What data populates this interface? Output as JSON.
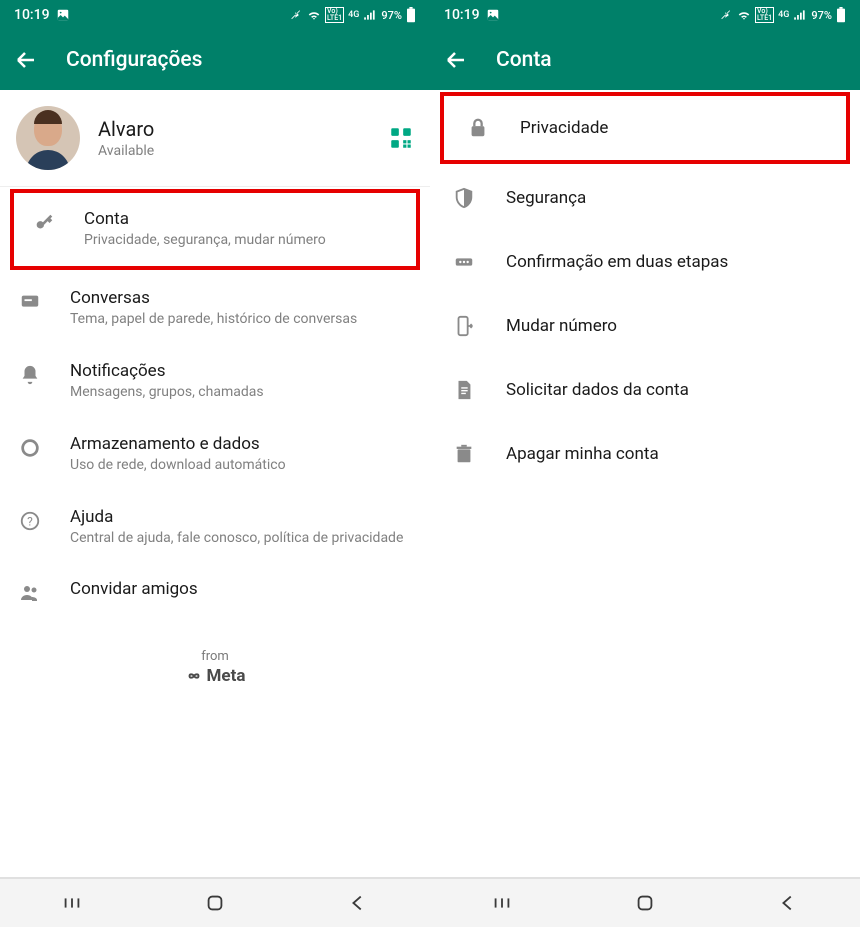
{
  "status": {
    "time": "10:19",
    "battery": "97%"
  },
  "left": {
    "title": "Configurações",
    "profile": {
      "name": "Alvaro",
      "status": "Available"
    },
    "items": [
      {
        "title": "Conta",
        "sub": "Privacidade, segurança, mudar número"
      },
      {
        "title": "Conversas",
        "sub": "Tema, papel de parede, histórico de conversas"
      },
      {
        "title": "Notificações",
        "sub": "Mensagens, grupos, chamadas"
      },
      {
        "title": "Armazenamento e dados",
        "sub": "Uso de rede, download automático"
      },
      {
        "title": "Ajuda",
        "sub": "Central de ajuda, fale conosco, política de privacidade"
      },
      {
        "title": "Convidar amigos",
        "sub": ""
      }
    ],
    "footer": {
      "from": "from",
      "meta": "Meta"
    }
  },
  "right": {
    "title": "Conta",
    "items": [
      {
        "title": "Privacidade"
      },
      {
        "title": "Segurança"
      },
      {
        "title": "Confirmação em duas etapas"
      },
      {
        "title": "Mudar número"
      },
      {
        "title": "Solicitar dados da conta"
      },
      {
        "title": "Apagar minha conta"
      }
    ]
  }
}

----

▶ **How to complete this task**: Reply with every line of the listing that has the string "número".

▶ **Your response**:
        "sub": "Privacidade, segurança, mudar número"
        "title": "Mudar número"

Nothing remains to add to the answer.